|Clara Peoples and Paul Knauls in the 2012 Juneteenth Parade. This year Mrs. Peoples is the Grand Marshall.|
This year's Juneteenth promises to be a big one, with food, free children's activities, arts events and a parade celebrating the 150th anniversary of the Emancipation Proclamation itself.
Portland's Juneteenth, on Saturday, June 15, in the green field by Legacy Emanuel at Northeast Vancouver and Graham Street, goes beyond honoring the day – several years late – when enslaved Americans in Texas learned of President Abraham Lincoln's move to abolish slavery.
Doris Rush, Juneteenth Committee chair, wants every community resident to understand that this day represents a celebration of freedom for people all over the world.
"It's not known about by even a lot of African Americans – but everybody from every culture, every race and age group can enjoy a sense of freedom," Rush says. "Plus great music and food -- there is a lot of fun and knowledge to be gained at this event."
What is Juneteenth? Although Lincoln signed the Emancipation Proclamation in September 1862, it was not until June 19, 1865 -- more than two years later -- that freedom came to the last enslaved workers in Texas.
The Vancouver NAACP plans its first-ever Juneteenth Celebration on Saturday, June 22 at Marine Park, at SE Marine Park Way and Columbia Way near the Water Resource Center, from 1 -5 p.m. Their event features food, vendors and entertainment. Find out more about their work at www.naacpvanc.org , or email President Rev. Marva J. Edwards at firstname.lastname@example.org.
Portland organizers say that Juneteenth is "meant to rejoice in freedom and remind everyone that African-Americans' ancestors endured one of the worst slave experiences in human history."
In Portland, the celebration starts with a "Freedom Parade" at 11 a.m. along Martin Luther King, Jr. Boulevard, between Northeast Jarrett and Knott Streets. This year's Grand Marshall is "Mother of Juneteenth" Clara Peoples, who in 2011 was bestowed the national honor of "Miss Juneteenth."
Peoples is credited with leading Oregon's first-ever Juneteenth Parade, along the docks during World War II.
The short parade ends at the Legacy Emanuel field at Northeast Vancouver at Graham, where the festival will take place starting at noon, and running through 6 p.m.

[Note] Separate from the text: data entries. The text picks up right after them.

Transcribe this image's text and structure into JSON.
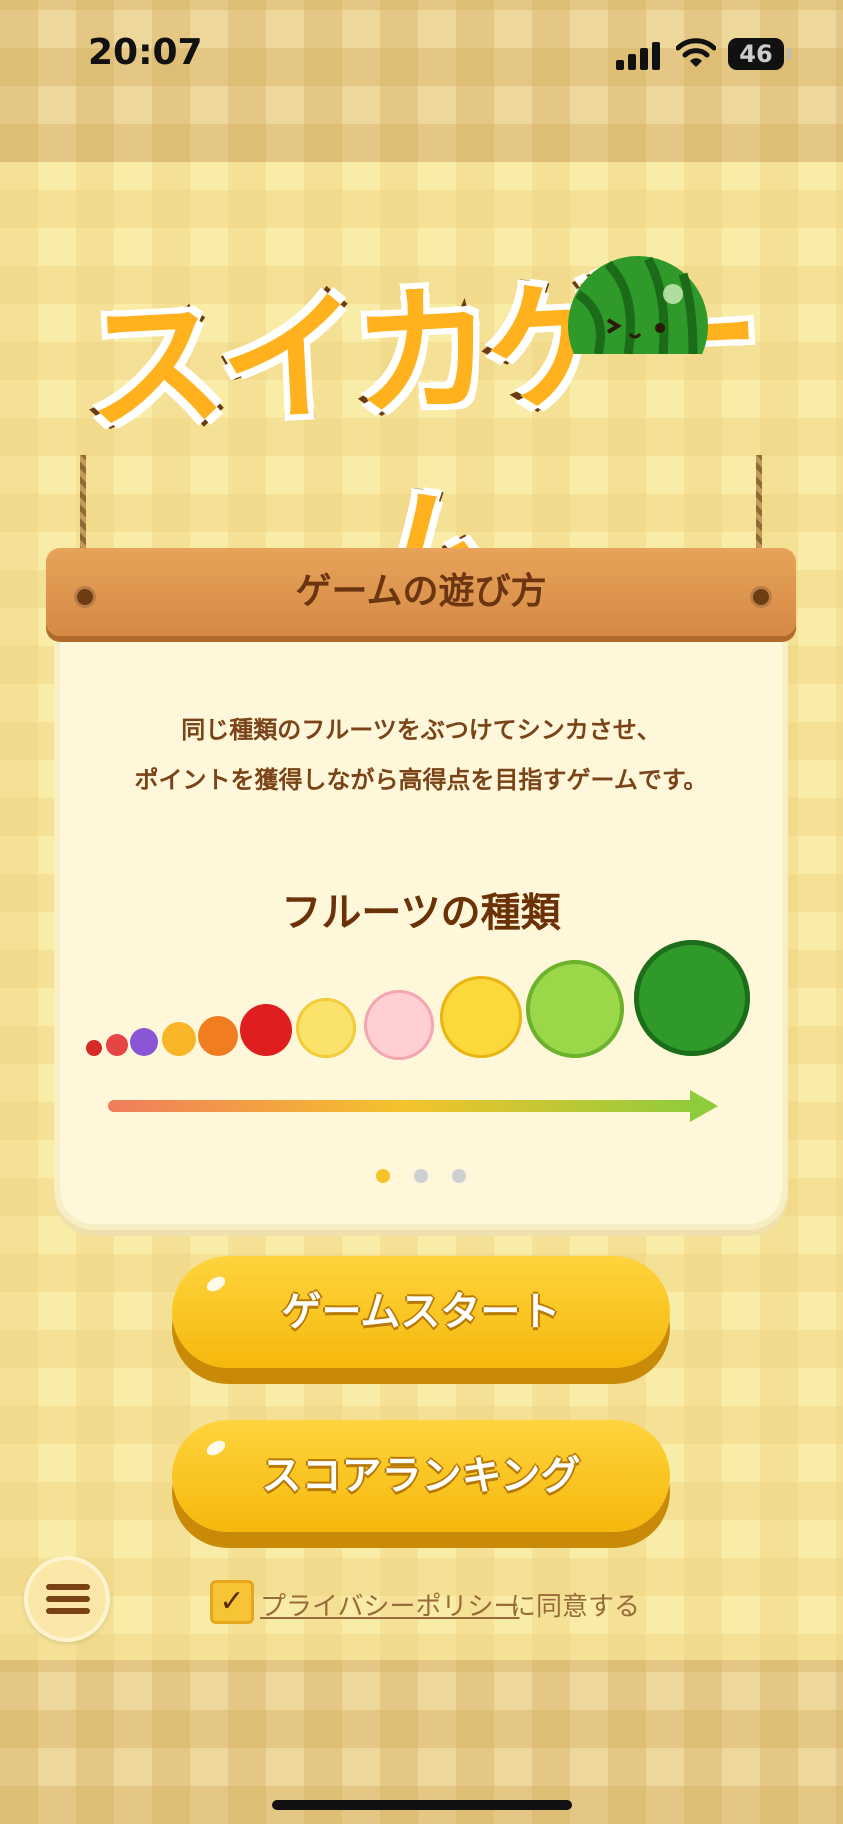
{
  "status_bar": {
    "time": "20:07",
    "battery": "46"
  },
  "logo": {
    "title": "スイカゲーム"
  },
  "how_to_play": {
    "header": "ゲームの遊び方",
    "description_line1": "同じ種類のフルーツをぶつけてシンカさせ、",
    "description_line2": "ポイントを獲得しながら高得点を目指すゲームです。",
    "fruits_title": "フルーツの種類",
    "fruits": [
      "cherry",
      "strawberry",
      "grape",
      "dekopon",
      "persimmon",
      "apple",
      "pear",
      "peach",
      "pineapple",
      "melon",
      "watermelon"
    ],
    "page_indicator": {
      "pages": 3,
      "current": 1
    }
  },
  "buttons": {
    "start": "ゲームスタート",
    "ranking": "スコアランキング"
  },
  "consent": {
    "checked": true,
    "checkmark": "✓",
    "link": "プライバシーポリシー",
    "tail": "に同意する"
  },
  "colors": {
    "accent": "#f6c226",
    "brown": "#6b3208",
    "board": "#d68a45",
    "watermelon": "#2f9a2a"
  }
}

There will be foods, musical artists, special guest speakers, arts and craft vendors, prizes, a play area for children, and much more. This event is free to the public and family-friendly.

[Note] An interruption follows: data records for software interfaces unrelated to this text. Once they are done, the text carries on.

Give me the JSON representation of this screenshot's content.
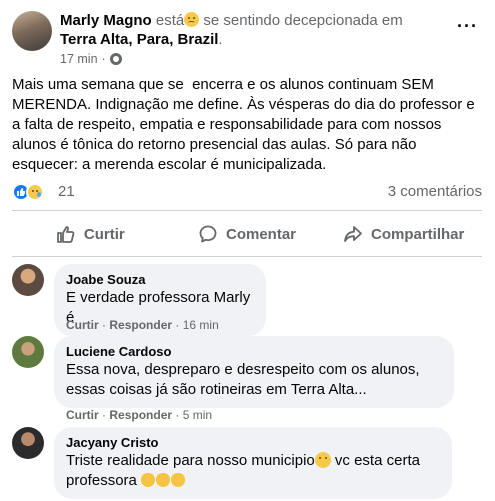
{
  "post": {
    "author": "Marly Magno",
    "feeling_prefix": "está",
    "feeling_suffix": "se sentindo decepcionada em",
    "location": "Terra Alta, Para, Brazil",
    "location_suffix": ".",
    "timestamp": "17 min",
    "separator": "·",
    "more_label": "···",
    "text": "Mais uma semana que se  encerra e os alunos continuam SEM MERENDA. Indignação me define. Às vésperas do dia do professor e a falta de respeito, empatia e responsabilidade para com nossos alunos é tônica do retorno presencial das aulas. Só para não esquecer: a merenda escolar é municipalizada."
  },
  "reactions": {
    "count": "21",
    "comments_count": "3 comentários",
    "icons": [
      "like-icon",
      "sad-icon"
    ]
  },
  "actions": {
    "like": "Curtir",
    "comment": "Comentar",
    "share": "Compartilhar"
  },
  "comments": [
    {
      "name": "Joabe Souza",
      "text": "E verdade professora Marly é",
      "like": "Curtir",
      "sep": "·",
      "reply": "Responder",
      "time": "16 min"
    },
    {
      "name": "Luciene Cardoso",
      "text_line1": "Essa nova, despreparo e desrespeito com os alunos,",
      "text_line2": "essas coisas já são rotineiras em Terra Alta...",
      "like": "Curtir",
      "sep": "·",
      "reply": "Responder",
      "time": "5 min"
    },
    {
      "name": "Jacyany Cristo",
      "text_line1": "Triste realidade para nosso municipio",
      "text_line1_suffix": " vc esta certa",
      "text_line2": "professora ",
      "emoji_note": "three clapping-hands emoji"
    }
  ],
  "colors": {
    "primary_text": "#050505",
    "secondary_text": "#65676b",
    "bubble": "#f0f2f5",
    "like_blue": "#1877f2",
    "divider": "#ced0d4"
  }
}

Rush also praises U.S. Sen. Jeff Merkley, who last December became the 30th signer of a joint resolution declaring Juneteenth a national holiday.
"This year marks 150 years since the steel chains were broken on African-American people," Rush says. "Portland's Juneteenth events may be small and not as prominent as in most other cities, but we still believe that our communities should join in celebrating our freedom as Americans."
Also slated is a lecture on the history of Juneteenth by African American historian Hari Jones, assistant director and curator of the African American Civil War Freedom Foundation and Museum in Washington, D.C. The talk is 7-9 p.m. at the University of Portland on Wednesday, June 12, and sponsored by Wells Fargo.
One last special program is, "Juneteenth: Words Along the Way," 6 p.m., Wednesday, June 19 at the North Portland Neighborhood Library back lawn, 512 N. Killingsworth. In the case of rain, the program will be moved to the second floor auditorium.
At this event, PassinArt Theater Company traces the early history of African Americans through poetry and prose, placing Juneteenth in context. This event will conclude with a make-your-own-sundae Ice Cream Social.
Sponsors of this year's activities include Wells Fargo Bank, Legacy Health System, NW Natural, Skanner News, Passin Art Theater Company, Multnomah County Library, Christopher's Gourmet Grill, The Portland Ice Cream Company and the City of Portland.
For more information or to get involved, write to email@example.com.